Some of the top modification needs in the Twin Cities include: better or extra lighting, additional interior and exterior railings, grab bars in the bathroom, raised toilet seat, hand-held shower head, shower chair, lever handles on doors and fixtures, decluttering major pathways within the home, non-slip floor strips and smart sensors that keep track of where a homeowner regularly travels within their home.

These universal design elements are fairly low-cost and high benefit that will create safety in the major area's where falls occur such as the bathroom, bedroom or kitchen. Also, interior and exterior stairs create many challenges and safety concerns.

For more information on universal design and other home modification strategies visit the AARP website here:

Friday, May 1, 2020

Branding A Brush with Kindness

Call it what it is... A simple act of kindness in partnership with a homeowner family to create stability. Connecting people (homeowners and community - volunteers, agencies and sponsors), restoring homes: A Brush with Kindness.
The program name puts the people we are serving at the center of the story along with those who volunteer.

What HFHI has come to proclaim in its new branding efforts is that our housing programs promote strength, stability and self-reliance for everyone. It explicitly puts people first in our story.

In the past, we have tended to put process (building or preserving homes) and volunteerism front and center.
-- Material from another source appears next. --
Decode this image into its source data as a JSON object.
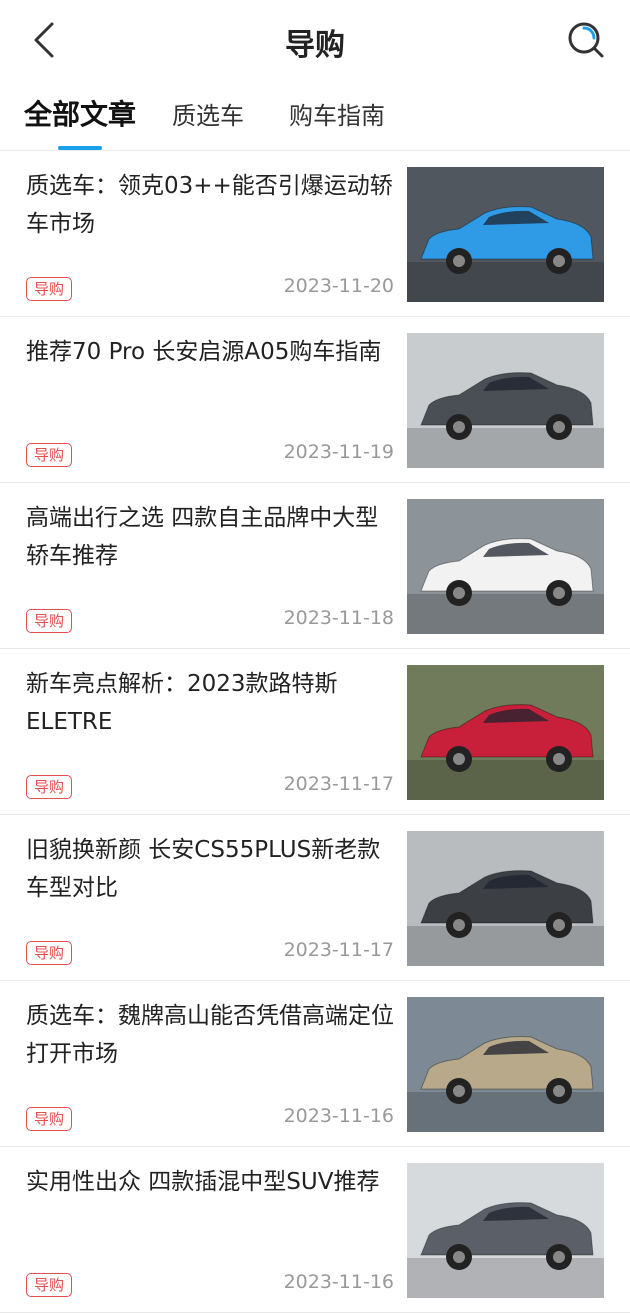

Yet even with its crucial importance of who we are, it allowed those we serve take a secondary (yet still important) role. However, putting those we serve as secondary his has hurt our ability to grow and serve more people.

If you've listened to the recent HFHI presentations about re-branding, it is apparent that we are shifting from building-centered marketing to person-centered marketing. Now that's a simplified statement. Habitat will never and should never get away from the powerful visual story that is created as we see volunteers raise a house wall. Or the powerful picture of seeing a before and after photo of a freshly painted and restored home.

However, focusing our branding on the people we serve will help Habitat to take the next step in growth and more importantly it places the emphasis on where we all know and want it to be - on those we are called to serve.

As we look to tighten up on our home building messaging, I hope we do the same for our programs that help homeowners fix up their homes.
The name A Brush with Kindness sends a clear message to our community that Habitat cares about people living in unstable situations and where we are committed to walk alongside them to restore their homes. Home Repair Aging in Place

Wednesday, February 5, 2020

Rock the Block

I have heard from several affiliates about their success with the neighborhood or community blitz called "Rock the Block". It first needs to be said that Rock the Block doesn't mean doing all your work in one geographic block.

From the affiliates that I spoke to it refers to a week or weeks of "blitz" work on several homes with large number of volunteers in a designated geographic area (several blocks, neighborhood or community) that helps to revitalize a designated area.

Garage Fix-up
Just like there variety in size of community there is also variety in the types of activities. At Twin Cities Habitat we called our blitz "Garage-A-Palooza". We focused our work on rehabbing garages, landscaping and a block clean-up. We also provided food and had some kid activities for families on event day. It was a one day blitz but much work was done to make this one day a success.

Event Day Clean-up
We began our work months earlier by forming partnerships with several groups in the area. We also canvassed the block we designated for our work to get neighbor buy-in. We decided to focus on one city block where we already had a home we were building. We found another 6 homeowners who were willing to partner with us to either fix-up their garages, do landscaping, yard clean-up or putting up safety lighting in the alley. Much of the garage fix-up happened during the weeks leading up to the event day with regular crews. The lighting happened after the event day. Home Repair Aging in Place

Event Day Participants